-- Supplied records follows --

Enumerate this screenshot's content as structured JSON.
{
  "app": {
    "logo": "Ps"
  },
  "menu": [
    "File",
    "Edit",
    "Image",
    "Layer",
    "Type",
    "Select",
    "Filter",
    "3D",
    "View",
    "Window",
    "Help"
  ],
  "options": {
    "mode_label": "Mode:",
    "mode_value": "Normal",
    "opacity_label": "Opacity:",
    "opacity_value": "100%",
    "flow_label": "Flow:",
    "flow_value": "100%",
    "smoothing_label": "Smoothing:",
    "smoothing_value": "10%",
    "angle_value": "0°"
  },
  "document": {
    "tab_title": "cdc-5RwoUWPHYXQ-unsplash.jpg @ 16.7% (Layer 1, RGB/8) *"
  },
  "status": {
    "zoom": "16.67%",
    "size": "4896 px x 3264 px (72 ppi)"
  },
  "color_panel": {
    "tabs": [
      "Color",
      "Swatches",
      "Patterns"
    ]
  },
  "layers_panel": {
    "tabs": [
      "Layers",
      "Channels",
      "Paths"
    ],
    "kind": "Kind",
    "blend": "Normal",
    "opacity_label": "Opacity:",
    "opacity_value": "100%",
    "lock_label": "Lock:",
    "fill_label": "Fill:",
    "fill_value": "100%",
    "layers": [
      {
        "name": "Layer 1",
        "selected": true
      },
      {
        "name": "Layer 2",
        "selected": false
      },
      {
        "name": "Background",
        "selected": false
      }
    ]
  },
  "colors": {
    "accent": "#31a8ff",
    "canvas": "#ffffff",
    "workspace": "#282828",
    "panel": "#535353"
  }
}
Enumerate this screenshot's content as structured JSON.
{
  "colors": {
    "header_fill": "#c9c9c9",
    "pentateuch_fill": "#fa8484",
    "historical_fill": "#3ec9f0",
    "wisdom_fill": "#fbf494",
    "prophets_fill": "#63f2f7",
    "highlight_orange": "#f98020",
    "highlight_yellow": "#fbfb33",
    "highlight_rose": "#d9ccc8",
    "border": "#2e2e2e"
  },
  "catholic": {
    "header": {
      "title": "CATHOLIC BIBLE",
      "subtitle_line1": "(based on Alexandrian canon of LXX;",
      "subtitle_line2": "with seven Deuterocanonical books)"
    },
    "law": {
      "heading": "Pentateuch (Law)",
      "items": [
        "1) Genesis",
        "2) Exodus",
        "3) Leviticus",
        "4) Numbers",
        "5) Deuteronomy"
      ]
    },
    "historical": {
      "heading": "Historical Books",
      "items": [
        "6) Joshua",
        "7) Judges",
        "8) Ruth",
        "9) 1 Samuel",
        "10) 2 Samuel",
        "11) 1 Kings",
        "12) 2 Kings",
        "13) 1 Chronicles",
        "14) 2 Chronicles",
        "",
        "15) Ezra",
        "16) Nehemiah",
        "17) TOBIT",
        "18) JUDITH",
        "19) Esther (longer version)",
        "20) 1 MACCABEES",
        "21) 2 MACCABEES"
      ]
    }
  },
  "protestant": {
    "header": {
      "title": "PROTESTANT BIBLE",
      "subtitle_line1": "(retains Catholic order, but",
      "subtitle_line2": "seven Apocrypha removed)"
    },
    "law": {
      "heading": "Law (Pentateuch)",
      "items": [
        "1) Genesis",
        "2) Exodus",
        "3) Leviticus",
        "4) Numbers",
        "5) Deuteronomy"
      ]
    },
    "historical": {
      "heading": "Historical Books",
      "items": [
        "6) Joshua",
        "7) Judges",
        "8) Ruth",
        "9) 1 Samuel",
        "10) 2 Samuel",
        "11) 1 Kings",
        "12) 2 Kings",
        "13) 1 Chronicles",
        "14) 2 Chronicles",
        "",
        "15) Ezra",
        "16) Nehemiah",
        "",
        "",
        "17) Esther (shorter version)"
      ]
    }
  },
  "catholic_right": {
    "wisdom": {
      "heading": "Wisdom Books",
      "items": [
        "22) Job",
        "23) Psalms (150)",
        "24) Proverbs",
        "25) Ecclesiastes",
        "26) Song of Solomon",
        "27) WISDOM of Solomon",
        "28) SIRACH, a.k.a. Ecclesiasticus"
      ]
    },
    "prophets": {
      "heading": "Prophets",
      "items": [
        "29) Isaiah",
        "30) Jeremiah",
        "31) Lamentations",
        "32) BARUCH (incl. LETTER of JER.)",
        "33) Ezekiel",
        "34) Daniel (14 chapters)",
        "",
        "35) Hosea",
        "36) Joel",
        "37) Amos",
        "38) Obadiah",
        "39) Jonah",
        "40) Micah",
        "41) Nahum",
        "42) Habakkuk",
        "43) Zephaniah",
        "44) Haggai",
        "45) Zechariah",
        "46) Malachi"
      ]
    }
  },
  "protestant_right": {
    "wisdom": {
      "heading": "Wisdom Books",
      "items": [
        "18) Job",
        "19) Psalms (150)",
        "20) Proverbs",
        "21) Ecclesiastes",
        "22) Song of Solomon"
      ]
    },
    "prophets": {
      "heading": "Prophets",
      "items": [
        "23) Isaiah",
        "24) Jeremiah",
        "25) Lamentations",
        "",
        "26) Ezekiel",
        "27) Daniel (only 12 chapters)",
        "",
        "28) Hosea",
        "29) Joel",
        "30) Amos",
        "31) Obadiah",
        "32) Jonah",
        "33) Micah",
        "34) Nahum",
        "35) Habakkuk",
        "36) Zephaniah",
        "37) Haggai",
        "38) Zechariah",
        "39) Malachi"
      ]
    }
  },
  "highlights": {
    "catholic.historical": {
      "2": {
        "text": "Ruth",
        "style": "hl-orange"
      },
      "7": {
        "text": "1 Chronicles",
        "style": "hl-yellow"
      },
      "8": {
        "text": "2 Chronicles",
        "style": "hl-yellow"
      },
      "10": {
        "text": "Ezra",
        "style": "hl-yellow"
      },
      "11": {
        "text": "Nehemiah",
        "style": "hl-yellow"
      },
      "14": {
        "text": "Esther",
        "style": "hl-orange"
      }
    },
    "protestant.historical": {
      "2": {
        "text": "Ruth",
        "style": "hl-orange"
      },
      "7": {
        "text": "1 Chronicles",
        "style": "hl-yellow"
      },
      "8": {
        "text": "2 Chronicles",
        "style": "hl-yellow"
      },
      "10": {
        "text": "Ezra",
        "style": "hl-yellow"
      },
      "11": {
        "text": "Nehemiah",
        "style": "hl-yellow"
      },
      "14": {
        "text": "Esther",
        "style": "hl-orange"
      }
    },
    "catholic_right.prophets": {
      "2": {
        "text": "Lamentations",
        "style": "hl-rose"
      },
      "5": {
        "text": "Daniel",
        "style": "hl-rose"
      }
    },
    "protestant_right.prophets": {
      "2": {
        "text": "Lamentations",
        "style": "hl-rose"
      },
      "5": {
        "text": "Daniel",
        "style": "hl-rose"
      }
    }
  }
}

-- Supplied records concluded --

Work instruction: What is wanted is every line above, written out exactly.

Problem solution:
Enumerate this screenshot's content as structured JSON.
{
  "app": {
    "logo": "Ps"
  },
  "menu": [
    "File",
    "Edit",
    "Image",
    "Layer",
    "Type",
    "Select",
    "Filter",
    "3D",
    "View",
    "Window",
    "Help"
  ],
  "options": {
    "mode_label": "Mode:",
    "mode_value": "Normal",
    "opacity_label": "Opacity:",
    "opacity_value": "100%",
    "flow_label": "Flow:",
    "flow_value": "100%",
    "smoothing_label": "Smoothing:",
    "smoothing_value": "10%",
    "angle_value": "0°"
  },
  "document": {
    "tab_title": "cdc-5RwoUWPHYXQ-unsplash.jpg @ 16.7% (Layer 1, RGB/8) *"
  },
  "status": {
    "zoom": "16.67%",
    "size": "4896 px x 3264 px (72 ppi)"
  },
  "color_panel": {
    "tabs": [
      "Color",
      "Swatches",
      "Patterns"
    ]
  },
  "layers_panel": {
    "tabs": [
      "Layers",
      "Channels",
      "Paths"
    ],
    "kind": "Kind",
    "blend": "Normal",
    "opacity_label": "Opacity:",
    "opacity_value": "100%",
    "lock_label": "Lock:",
    "fill_label": "Fill:",
    "fill_value": "100%",
    "layers": [
      {
        "name": "Layer 1",
        "selected": true
      },
      {
        "name": "Layer 2",
        "selected": false
      },
      {
        "name": "Background",
        "selected": false
      }
    ]
  },
  "colors": {
    "accent": "#31a8ff",
    "canvas": "#ffffff",
    "workspace": "#282828",
    "panel": "#535353"
  }
}
Enumerate this screenshot's content as structured JSON.
{
  "colors": {
    "header_fill": "#c9c9c9",
    "pentateuch_fill": "#fa8484",
    "historical_fill": "#3ec9f0",
    "wisdom_fill": "#fbf494",
    "prophets_fill": "#63f2f7",
    "highlight_orange": "#f98020",
    "highlight_yellow": "#fbfb33",
    "highlight_rose": "#d9ccc8",
    "border": "#2e2e2e"
  },
  "catholic": {
    "header": {
      "title": "CATHOLIC BIBLE",
      "subtitle_line1": "(based on Alexandrian canon of LXX;",
      "subtitle_line2": "with seven Deuterocanonical books)"
    },
    "law": {
      "heading": "Pentateuch (Law)",
      "items": [
        "1) Genesis",
        "2) Exodus",
        "3) Leviticus",
        "4) Numbers",
        "5) Deuteronomy"
      ]
    },
    "historical": {
      "heading": "Historical Books",
      "items": [
        "6) Joshua",
        "7) Judges",
        "8) Ruth",
        "9) 1 Samuel",
        "10) 2 Samuel",
        "11) 1 Kings",
        "12) 2 Kings",
        "13) 1 Chronicles",
        "14) 2 Chronicles",
        "",
        "15) Ezra",
        "16) Nehemiah",
        "17) TOBIT",
        "18) JUDITH",
        "19) Esther (longer version)",
        "20) 1 MACCABEES",
        "21) 2 MACCABEES"
      ]
    }
  },
  "protestant": {
    "header": {
      "title": "PROTESTANT BIBLE",
      "subtitle_line1": "(retains Catholic order, but",
      "subtitle_line2": "seven Apocrypha removed)"
    },
    "law": {
      "heading": "Law (Pentateuch)",
      "items": [
        "1) Genesis",
        "2) Exodus",
        "3) Leviticus",
        "4) Numbers",
        "5) Deuteronomy"
      ]
    },
    "historical": {
      "heading": "Historical Books",
      "items": [
        "6) Joshua",
        "7) Judges",
        "8) Ruth",
        "9) 1 Samuel",
        "10) 2 Samuel",
        "11) 1 Kings",
        "12) 2 Kings",
        "13) 1 Chronicles",
        "14) 2 Chronicles",
        "",
        "15) Ezra",
        "16) Nehemiah",
        "",
        "",
        "17) Esther (shorter version)"
      ]
    }
  },
  "catholic_right": {
    "wisdom": {
      "heading": "Wisdom Books",
      "items": [
        "22) Job",
        "23) Psalms (150)",
        "24) Proverbs",
        "25) Ecclesiastes",
        "26) Song of Solomon",
        "27) WISDOM of Solomon",
        "28) SIRACH, a.k.a. Ecclesiasticus"
      ]
    },
    "prophets": {
      "heading": "Prophets",
      "items": [
        "29) Isaiah",
        "30) Jeremiah",
        "31) Lamentations",
        "32) BARUCH (incl. LETTER of JER.)",
        "33) Ezekiel",
        "34) Daniel (14 chapters)",
        "",
        "35) Hosea",
        "36) Joel",
        "37) Amos",
        "38) Obadiah",
        "39) Jonah",
        "40) Micah",
        "41) Nahum",
        "42) Habakkuk",
        "43) Zephaniah",
        "44) Haggai",
        "45) Zechariah",
        "46) Malachi"
      ]
    }
  },
  "protestant_right": {
    "wisdom": {
      "heading": "Wisdom Books",
      "items": [
        "18) Job",
        "19) Psalms (150)",
        "20) Proverbs",
        "21) Ecclesiastes",
        "22) Song of Solomon"
      ]
    },
    "prophets": {
      "heading": "Prophets",
      "items": [
        "23) Isaiah",
        "24) Jeremiah",
        "25) Lamentations",
        "",
        "26) Ezekiel",
        "27) Daniel (only 12 chapters)",
        "",
        "28) Hosea",
        "29) Joel",
        "30) Amos",
        "31) Obadiah",
        "32) Jonah",
        "33) Micah",
        "34) Nahum",
        "35) Habakkuk",
        "36) Zephaniah",
        "37) Haggai",
        "38) Zechariah",
        "39) Malachi"
      ]
    }
  },
  "highlights": {
    "catholic.historical": {
      "2": {
        "text": "Ruth",
        "style": "hl-orange"
      },
      "7": {
        "text": "1 Chronicles",
        "style": "hl-yellow"
      },
      "8": {
        "text": "2 Chronicles",
        "style": "hl-yellow"
      },
      "10": {
        "text": "Ezra",
        "style": "hl-yellow"
      },
      "11": {
        "text": "Nehemiah",
        "style": "hl-yellow"
      },
      "14": {
        "text": "Esther",
        "style": "hl-orange"
      }
    },
    "protestant.historical": {
      "2": {
        "text": "Ruth",
        "style": "hl-orange"
      },
      "7": {
        "text": "1 Chronicles",
        "style": "hl-yellow"
      },
      "8": {
        "text": "2 Chronicles",
        "style": "hl-yellow"
      },
      "10": {
        "text": "Ezra",
        "style": "hl-yellow"
      },
      "11": {
        "text": "Nehemiah",
        "style": "hl-yellow"
      },
      "14": {
        "text": "Esther",
        "style": "hl-orange"
      }
    },
    "catholic_right.prophets": {
      "2": {
        "text": "Lamentations",
        "style": "hl-rose"
      },
      "5": {
        "text": "Daniel",
        "style": "hl-rose"
      }
    },
    "protestant_right.prophets": {
      "2": {
        "text": "Lamentations",
        "style": "hl-rose"
      },
      "5": {
        "text": "Daniel",
        "style": "hl-rose"
      }
    }
  }
}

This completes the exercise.